● ACTIVITY: Whenever the string "Polygon" appears in a line below, please copy the line out.

(MATERIAL SUPPLIED Opens)

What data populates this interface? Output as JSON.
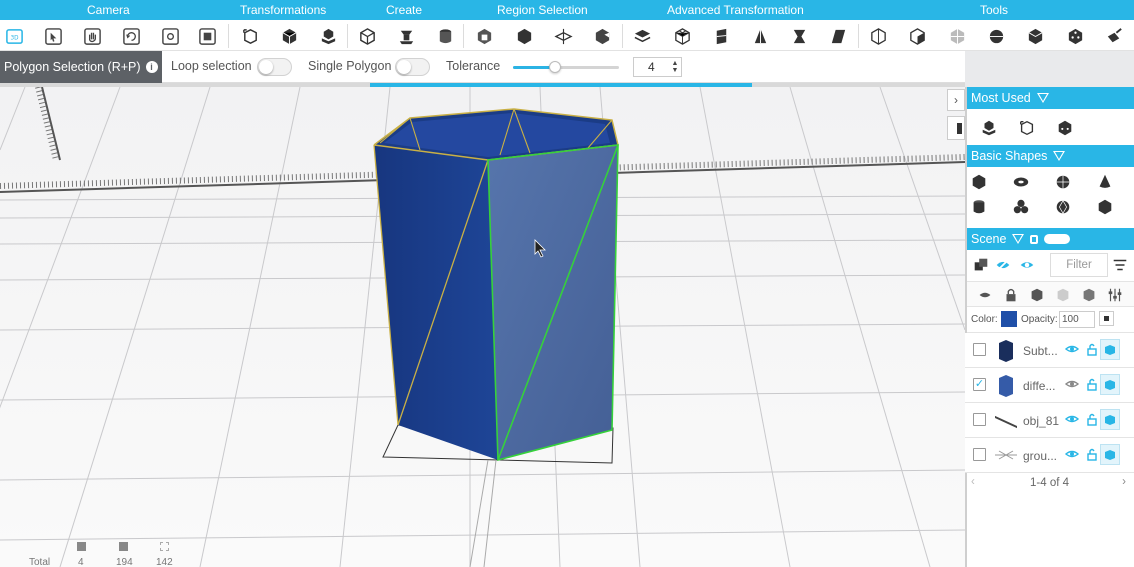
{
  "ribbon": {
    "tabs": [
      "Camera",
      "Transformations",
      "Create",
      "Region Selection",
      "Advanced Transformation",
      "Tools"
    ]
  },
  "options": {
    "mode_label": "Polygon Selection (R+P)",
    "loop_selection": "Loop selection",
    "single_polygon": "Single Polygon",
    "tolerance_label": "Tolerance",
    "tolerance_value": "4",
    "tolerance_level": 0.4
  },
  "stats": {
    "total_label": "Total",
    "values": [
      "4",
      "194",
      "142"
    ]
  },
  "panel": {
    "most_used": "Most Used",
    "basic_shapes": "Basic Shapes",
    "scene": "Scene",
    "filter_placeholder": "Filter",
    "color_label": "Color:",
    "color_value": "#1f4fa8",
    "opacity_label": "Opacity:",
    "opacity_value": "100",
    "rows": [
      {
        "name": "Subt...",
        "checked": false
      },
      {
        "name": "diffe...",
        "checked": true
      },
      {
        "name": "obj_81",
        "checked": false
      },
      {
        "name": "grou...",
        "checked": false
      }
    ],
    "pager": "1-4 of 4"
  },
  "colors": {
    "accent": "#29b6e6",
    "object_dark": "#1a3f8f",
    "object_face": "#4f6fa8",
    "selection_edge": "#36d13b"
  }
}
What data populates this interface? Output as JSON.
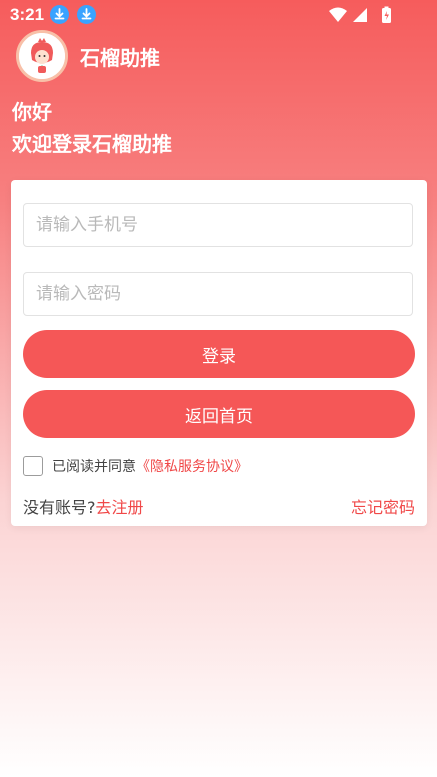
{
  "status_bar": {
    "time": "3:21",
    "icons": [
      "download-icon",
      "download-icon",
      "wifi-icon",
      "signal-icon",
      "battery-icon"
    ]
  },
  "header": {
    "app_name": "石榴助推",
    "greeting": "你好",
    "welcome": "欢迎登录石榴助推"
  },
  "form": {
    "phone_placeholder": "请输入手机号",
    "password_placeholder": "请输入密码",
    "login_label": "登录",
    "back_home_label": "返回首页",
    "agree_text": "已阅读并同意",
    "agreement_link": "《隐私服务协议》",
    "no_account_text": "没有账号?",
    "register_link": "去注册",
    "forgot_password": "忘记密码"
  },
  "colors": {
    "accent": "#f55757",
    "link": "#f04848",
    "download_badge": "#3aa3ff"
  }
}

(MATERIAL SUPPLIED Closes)

● REPLY TO THE EXERCISE:
    "mode_label": "Polygon Selection (R+P)",
    "single_polygon": "Single Polygon",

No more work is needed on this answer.